- [Task goal]: Return every line from the listing where the word "text" occurs.

- [Data shown]:
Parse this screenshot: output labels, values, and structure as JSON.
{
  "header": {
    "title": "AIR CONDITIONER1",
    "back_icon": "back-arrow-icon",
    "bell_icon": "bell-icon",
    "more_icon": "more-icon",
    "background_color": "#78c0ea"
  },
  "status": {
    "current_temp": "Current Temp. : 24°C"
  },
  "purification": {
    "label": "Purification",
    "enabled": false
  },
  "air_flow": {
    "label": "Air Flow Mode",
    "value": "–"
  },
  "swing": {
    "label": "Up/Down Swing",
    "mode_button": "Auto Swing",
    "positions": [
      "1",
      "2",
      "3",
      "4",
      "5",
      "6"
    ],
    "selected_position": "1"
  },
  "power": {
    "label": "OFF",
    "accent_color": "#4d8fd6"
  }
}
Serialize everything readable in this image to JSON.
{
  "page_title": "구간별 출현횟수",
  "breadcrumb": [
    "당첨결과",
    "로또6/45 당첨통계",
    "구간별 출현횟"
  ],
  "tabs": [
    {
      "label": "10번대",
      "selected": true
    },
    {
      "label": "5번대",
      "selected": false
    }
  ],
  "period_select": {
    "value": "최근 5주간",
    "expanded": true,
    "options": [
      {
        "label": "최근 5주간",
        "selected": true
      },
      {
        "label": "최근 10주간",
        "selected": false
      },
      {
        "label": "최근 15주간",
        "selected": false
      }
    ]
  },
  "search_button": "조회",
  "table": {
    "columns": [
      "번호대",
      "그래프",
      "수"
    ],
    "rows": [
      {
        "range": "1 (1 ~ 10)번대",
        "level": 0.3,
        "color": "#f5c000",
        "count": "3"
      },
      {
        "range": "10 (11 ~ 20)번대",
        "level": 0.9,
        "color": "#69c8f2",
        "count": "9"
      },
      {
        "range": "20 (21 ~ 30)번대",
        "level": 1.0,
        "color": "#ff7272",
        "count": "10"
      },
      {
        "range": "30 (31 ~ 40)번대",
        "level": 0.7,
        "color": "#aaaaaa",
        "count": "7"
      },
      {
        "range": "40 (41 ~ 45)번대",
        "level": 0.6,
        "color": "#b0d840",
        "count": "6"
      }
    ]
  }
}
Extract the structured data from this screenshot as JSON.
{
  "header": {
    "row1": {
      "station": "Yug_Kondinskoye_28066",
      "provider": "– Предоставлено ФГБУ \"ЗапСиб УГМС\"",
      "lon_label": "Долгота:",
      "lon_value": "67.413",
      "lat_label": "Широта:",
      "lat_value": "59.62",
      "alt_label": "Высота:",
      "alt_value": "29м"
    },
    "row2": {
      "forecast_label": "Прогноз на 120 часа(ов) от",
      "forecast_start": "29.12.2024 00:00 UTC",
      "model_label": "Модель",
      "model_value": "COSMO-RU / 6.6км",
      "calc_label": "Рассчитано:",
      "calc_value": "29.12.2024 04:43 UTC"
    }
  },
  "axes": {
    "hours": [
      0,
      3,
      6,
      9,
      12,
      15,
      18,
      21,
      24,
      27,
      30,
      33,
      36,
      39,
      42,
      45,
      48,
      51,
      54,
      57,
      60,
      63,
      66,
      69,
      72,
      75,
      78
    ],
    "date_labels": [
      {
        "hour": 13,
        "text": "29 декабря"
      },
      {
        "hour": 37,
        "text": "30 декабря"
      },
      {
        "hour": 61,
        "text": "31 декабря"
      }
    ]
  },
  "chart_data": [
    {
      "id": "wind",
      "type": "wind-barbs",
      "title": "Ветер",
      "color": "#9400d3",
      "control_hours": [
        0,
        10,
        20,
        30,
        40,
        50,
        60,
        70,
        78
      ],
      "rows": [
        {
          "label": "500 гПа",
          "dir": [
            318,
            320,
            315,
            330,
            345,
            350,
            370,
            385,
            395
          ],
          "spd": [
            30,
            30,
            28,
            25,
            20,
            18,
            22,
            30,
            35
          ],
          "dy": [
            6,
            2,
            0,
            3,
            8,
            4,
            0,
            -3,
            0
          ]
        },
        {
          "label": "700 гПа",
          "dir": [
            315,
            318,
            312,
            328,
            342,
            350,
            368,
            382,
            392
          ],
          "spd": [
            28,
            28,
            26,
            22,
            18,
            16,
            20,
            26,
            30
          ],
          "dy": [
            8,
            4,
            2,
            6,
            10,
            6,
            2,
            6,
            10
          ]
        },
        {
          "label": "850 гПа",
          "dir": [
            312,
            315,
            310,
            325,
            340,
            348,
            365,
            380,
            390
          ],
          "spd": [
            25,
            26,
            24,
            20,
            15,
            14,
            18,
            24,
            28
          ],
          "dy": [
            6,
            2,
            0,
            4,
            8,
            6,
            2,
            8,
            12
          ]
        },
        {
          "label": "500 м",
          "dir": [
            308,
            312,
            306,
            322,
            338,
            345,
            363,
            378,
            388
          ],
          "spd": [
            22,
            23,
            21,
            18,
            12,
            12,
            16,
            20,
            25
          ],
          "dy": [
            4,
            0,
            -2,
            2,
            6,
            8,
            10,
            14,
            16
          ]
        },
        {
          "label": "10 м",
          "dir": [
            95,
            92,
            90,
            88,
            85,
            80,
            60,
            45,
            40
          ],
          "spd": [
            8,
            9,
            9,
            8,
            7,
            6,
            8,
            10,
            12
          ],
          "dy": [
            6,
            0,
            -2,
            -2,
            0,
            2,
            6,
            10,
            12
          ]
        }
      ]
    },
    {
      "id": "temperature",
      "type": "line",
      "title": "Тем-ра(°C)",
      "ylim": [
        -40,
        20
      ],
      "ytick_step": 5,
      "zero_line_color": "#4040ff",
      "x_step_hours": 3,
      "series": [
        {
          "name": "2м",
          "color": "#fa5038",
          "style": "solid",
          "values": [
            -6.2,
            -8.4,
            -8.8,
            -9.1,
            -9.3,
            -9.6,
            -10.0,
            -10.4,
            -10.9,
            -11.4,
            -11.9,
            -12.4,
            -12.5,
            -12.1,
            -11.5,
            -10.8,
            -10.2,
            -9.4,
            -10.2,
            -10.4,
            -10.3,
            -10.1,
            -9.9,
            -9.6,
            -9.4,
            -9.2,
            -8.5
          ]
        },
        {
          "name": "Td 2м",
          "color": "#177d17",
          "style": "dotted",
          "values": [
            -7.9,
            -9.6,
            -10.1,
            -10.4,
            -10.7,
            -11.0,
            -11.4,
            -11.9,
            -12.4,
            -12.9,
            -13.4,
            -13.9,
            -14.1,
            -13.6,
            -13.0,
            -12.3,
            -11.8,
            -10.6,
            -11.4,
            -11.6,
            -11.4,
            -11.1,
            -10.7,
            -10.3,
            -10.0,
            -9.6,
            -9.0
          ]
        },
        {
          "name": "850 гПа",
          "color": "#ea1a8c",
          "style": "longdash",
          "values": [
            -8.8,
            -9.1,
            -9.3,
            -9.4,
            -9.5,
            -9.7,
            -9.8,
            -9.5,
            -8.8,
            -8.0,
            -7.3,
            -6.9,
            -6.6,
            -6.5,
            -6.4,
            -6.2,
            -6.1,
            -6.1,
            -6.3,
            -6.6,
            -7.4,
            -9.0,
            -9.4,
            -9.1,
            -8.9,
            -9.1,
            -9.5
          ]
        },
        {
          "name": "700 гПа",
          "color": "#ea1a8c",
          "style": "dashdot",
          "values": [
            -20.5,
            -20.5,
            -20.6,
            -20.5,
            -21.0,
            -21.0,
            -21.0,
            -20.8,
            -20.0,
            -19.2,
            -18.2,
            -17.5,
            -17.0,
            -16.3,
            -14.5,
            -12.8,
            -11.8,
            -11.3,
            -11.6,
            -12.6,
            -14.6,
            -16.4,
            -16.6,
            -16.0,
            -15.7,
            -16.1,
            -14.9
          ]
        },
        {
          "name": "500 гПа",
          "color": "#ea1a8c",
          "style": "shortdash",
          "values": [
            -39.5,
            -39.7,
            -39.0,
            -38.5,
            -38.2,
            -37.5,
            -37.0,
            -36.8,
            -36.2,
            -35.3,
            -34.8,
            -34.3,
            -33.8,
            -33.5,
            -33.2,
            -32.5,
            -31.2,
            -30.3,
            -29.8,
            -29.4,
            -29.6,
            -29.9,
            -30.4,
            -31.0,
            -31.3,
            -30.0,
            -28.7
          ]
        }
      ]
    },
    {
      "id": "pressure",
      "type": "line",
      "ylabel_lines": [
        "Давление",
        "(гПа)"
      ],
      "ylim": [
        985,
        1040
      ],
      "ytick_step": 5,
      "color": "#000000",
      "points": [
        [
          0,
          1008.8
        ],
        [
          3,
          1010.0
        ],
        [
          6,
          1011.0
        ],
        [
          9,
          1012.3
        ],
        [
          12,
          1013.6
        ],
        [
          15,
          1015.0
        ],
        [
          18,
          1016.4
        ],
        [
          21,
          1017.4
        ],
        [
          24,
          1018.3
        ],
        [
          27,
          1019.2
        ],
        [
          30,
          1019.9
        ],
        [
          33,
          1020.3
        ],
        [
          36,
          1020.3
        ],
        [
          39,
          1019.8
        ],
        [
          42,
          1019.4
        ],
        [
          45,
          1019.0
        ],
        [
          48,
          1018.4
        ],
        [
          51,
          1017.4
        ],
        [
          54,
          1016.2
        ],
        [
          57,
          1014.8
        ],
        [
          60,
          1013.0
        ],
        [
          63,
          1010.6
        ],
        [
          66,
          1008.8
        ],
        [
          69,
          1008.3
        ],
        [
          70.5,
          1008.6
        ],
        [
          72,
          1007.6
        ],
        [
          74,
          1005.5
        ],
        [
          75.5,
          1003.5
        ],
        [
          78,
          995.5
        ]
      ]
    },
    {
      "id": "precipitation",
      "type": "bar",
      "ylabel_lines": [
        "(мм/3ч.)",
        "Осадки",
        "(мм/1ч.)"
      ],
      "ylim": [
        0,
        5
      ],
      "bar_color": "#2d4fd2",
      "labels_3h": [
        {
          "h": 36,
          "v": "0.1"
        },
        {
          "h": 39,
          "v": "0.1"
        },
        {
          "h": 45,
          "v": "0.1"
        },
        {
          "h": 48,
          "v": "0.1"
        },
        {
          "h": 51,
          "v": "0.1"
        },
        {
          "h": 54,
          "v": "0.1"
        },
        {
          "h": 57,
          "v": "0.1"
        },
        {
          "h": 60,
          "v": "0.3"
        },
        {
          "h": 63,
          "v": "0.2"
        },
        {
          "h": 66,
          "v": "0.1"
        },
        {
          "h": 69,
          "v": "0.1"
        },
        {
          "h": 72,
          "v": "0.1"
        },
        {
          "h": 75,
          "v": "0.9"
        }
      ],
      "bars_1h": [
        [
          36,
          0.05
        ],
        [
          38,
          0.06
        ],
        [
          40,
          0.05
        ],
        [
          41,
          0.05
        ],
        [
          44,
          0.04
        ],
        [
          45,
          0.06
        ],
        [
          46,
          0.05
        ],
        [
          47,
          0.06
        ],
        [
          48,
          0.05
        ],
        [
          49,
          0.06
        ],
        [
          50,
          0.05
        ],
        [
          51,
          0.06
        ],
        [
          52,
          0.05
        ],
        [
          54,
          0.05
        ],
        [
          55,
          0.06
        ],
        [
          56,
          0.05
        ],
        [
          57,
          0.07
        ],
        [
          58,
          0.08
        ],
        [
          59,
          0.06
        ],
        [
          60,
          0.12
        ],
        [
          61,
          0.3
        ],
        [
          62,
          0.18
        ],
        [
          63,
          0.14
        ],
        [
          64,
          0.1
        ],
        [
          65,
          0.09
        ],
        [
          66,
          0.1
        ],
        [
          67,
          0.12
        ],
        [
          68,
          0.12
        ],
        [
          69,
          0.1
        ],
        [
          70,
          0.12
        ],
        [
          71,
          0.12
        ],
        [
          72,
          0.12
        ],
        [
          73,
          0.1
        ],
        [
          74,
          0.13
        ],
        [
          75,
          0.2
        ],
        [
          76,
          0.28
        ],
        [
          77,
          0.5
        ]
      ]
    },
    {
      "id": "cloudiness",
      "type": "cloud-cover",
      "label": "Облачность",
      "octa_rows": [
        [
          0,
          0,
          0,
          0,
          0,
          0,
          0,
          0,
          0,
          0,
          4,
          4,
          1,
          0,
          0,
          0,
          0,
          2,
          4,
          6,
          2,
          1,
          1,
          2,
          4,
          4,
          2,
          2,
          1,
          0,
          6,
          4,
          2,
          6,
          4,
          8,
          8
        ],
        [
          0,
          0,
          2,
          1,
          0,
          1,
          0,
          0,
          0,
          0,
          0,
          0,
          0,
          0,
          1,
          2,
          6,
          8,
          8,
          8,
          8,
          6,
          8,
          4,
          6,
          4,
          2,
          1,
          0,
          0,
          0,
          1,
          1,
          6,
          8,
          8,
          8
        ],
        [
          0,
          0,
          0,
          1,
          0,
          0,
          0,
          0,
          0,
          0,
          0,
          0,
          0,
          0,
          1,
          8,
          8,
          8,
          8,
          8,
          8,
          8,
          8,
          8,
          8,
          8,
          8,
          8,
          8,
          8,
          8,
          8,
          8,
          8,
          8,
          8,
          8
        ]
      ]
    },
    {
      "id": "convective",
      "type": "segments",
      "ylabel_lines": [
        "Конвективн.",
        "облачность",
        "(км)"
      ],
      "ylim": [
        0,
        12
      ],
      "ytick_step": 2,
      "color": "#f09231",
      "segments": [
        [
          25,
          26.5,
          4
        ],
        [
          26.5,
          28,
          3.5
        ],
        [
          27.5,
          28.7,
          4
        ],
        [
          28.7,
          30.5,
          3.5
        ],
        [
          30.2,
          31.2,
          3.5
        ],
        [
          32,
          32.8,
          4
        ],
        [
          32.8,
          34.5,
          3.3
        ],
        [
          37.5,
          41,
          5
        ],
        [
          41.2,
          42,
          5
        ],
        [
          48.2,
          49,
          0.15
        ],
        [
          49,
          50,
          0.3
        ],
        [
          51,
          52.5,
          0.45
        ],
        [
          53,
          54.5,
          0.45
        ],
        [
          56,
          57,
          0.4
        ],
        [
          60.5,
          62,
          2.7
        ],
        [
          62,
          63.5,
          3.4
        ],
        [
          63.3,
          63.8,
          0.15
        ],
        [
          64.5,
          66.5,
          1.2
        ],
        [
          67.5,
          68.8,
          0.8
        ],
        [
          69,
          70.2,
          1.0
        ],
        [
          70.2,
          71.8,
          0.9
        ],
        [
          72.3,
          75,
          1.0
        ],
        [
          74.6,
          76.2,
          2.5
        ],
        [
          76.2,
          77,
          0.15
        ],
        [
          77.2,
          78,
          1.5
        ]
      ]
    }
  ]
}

- [Answer to this task]:
        "text": "29 декабря"
        "text": "30 декабря"
        "text": "31 декабря"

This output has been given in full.